There is an even smaller subset of the tea party movement comprised of libertarian conservatives, representing a more developed intellectual tradition. Their goal is not just federalism but a minimal state at home and abroad. Their commitment to individual freedom -- defined as the absence of external constraint -- is nearly absolute. Taxation for the purpose of redistribution is theft. The national security state does not defend liberty; it threatens it. American global commitments are just another form of big government.
The closest this sect has come to serious political influence is Rand Paul's victory in Kentucky's Republican Senate primary this week. Paul has attempted to become more electable by distancing himself from the worst libertarian excesses. But there can be no doubt about Paul's political orientation. In an interview the day after his primary victory, Paul could not bring himself to endorse the Americans with Disabilities Act or the Civil Rights Act of 1964. "I think there's a lot to be desired in the Civil Rights -- and indeed the truth is," he sputtered, "I haven't read all through it, because it was passed 40 years ago and hadn't been a real pressing issue on the campaign on whether I'm going to vote for the Civil Rights Act." Earlier in his campaign, however, Paul explained his view that businesses should not be forced by government to adopt anti-discrimination rules. Because he is a libertarian, Paul is unable to embrace some of the largest moral achievements of recent American history.
Paul and other libertarians are not merely advocates of limited government; they are anti-government. Their objective is not the correction of error but the cultivation of contempt for government itself. There is a reason libertarianism has never been -- and likely will never be -- a national political force: because too many would find its utopia a nightmare.
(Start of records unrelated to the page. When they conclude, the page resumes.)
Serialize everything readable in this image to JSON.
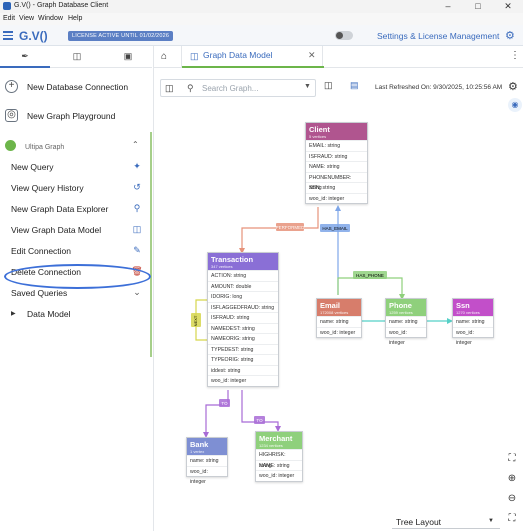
{
  "window": {
    "title": "G.V() - Graph Database Client",
    "minimize_icon": "minimize-icon",
    "maximize_icon": "maximize-icon",
    "close_icon": "close-icon"
  },
  "menubar": {
    "items": [
      "Edit",
      "View",
      "Window",
      "Help"
    ]
  },
  "header": {
    "brand": "G.V()",
    "license_badge": "LICENSE ACTIVE UNTIL 01/02/2026",
    "settings_label": "Settings & License Management"
  },
  "sidebar": {
    "top_actions": [
      {
        "label": "New Database Connection",
        "icon": "plus-icon"
      },
      {
        "label": "New Graph Playground",
        "icon": "playground-icon"
      }
    ],
    "connection": {
      "label": "Ultipa Graph",
      "color": "#6cb54a"
    },
    "items": [
      {
        "label": "New Query",
        "icon": "magic-wand-icon"
      },
      {
        "label": "View Query History",
        "icon": "history-icon"
      },
      {
        "label": "New Graph Data Explorer",
        "icon": "explorer-icon"
      },
      {
        "label": "View Graph Data Model",
        "icon": "database-icon"
      },
      {
        "label": "Edit Connection",
        "icon": "edit-icon"
      },
      {
        "label": "Delete Connection",
        "icon": "trash-icon"
      },
      {
        "label": "Saved Queries",
        "icon": "chevron-down-icon"
      }
    ],
    "subitem": {
      "label": "Data Model"
    },
    "accent": "#3c6fd8"
  },
  "main": {
    "tab_label": "Graph Data Model",
    "search_placeholder": "Search Graph...",
    "last_refreshed": "Last Refreshed On: 9/30/2025, 10:25:56 AM",
    "layout_select": "Tree Layout"
  },
  "graph": {
    "nodes": {
      "client": {
        "name": "Client",
        "count": "5 vertices",
        "color": "#b0558f",
        "props": [
          "EMAIL: string",
          "ISFRAUD: string",
          "NAME: string",
          "PHONENUMBER: string",
          "SSN: string",
          "woo_id: integer"
        ]
      },
      "transaction": {
        "name": "Transaction",
        "count": "347 vertices",
        "color": "#8a6fd6",
        "props": [
          "ACTION: string",
          "AMOUNT: double",
          "IDORIG: long",
          "ISFLAGGEDFRAUD: string",
          "ISFRAUD: string",
          "NAMEDEST: string",
          "NAMEORIG: string",
          "TYPEDEST: string",
          "TYPEORIG: string",
          "iddest: string",
          "woo_id: integer"
        ]
      },
      "email": {
        "name": "Email",
        "count": "172008 vertices",
        "color": "#d77d6b",
        "props": [
          "name: string",
          "woo_id: integer"
        ]
      },
      "phone": {
        "name": "Phone",
        "count": "1259 vertices",
        "color": "#8fd07c",
        "props": [
          "name: string",
          "woo_id: integer"
        ]
      },
      "ssn": {
        "name": "Ssn",
        "count": "1270 vertices",
        "color": "#c24fc9",
        "props": [
          "name: string",
          "woo_id: integer"
        ]
      },
      "bank": {
        "name": "Bank",
        "count": "1 vertex",
        "color": "#7e8fd3",
        "props": [
          "name: string",
          "woo_id: integer"
        ]
      },
      "merchant": {
        "name": "Merchant",
        "count": "1234 vertices",
        "color": "#8fd07c",
        "props": [
          "HIGHRISK: string",
          "NAME: string",
          "woo_id: integer"
        ]
      }
    },
    "edges": {
      "performed": "PERFORMED",
      "has_email": "HAS_EMAIL",
      "has_phone": "HAS_PHONE",
      "next": "NEXT",
      "to_bank": "TO",
      "to_merchant": "TO"
    },
    "edge_colors": {
      "performed": "#e6927a",
      "has_email": "#7ea6e8",
      "has_phone": "#8fd07c",
      "has_ssn": "#55d0c7",
      "next": "#d6d64c",
      "to_bank": "#a86bd6",
      "to_merchant": "#a86bd6"
    }
  }
}
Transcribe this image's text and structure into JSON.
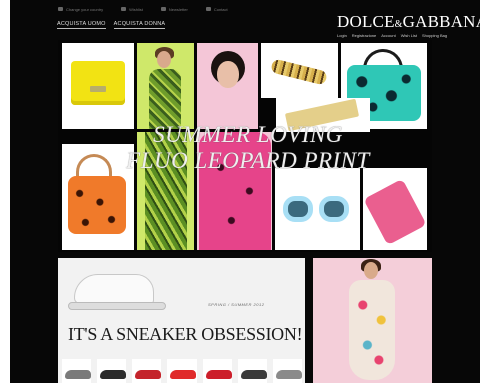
{
  "utility_bar": {
    "items": [
      "Change your country",
      "Wishlist",
      "Newsletter",
      "Contact"
    ]
  },
  "nav": {
    "items": [
      "ACQUISTA UOMO",
      "ACQUISTA DONNA"
    ]
  },
  "brand": {
    "logo_left": "DOLCE",
    "logo_amp": "&",
    "logo_right": "GABBANA"
  },
  "account": {
    "items": [
      "Login",
      "Registrazione",
      "Account",
      "Wish List",
      "Shopping Bag"
    ]
  },
  "hero": {
    "headline_line1": "SUMMER LOVING",
    "headline_line2": "FLUO LEOPARD PRINT"
  },
  "promo": {
    "season": "SPRING / SUMMER 2012",
    "headline": "IT'S A SNEAKER OBSESSION!"
  },
  "colors": {
    "background": "#070707",
    "yellow_bag": "#f2e313",
    "teal_bag": "#2fc7b6",
    "pink": "#e6448a",
    "lime": "#cfe86a"
  },
  "shoes": [
    {
      "color": "#7a7a7a"
    },
    {
      "color": "#2b2b2b"
    },
    {
      "color": "#c4242b"
    },
    {
      "color": "#e02a2a"
    },
    {
      "color": "#cc1e2a"
    },
    {
      "color": "#3a3a3a"
    },
    {
      "color": "#8a8a8a"
    }
  ]
}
Overreach is breeding overreach. The pendulum swings wider and wider.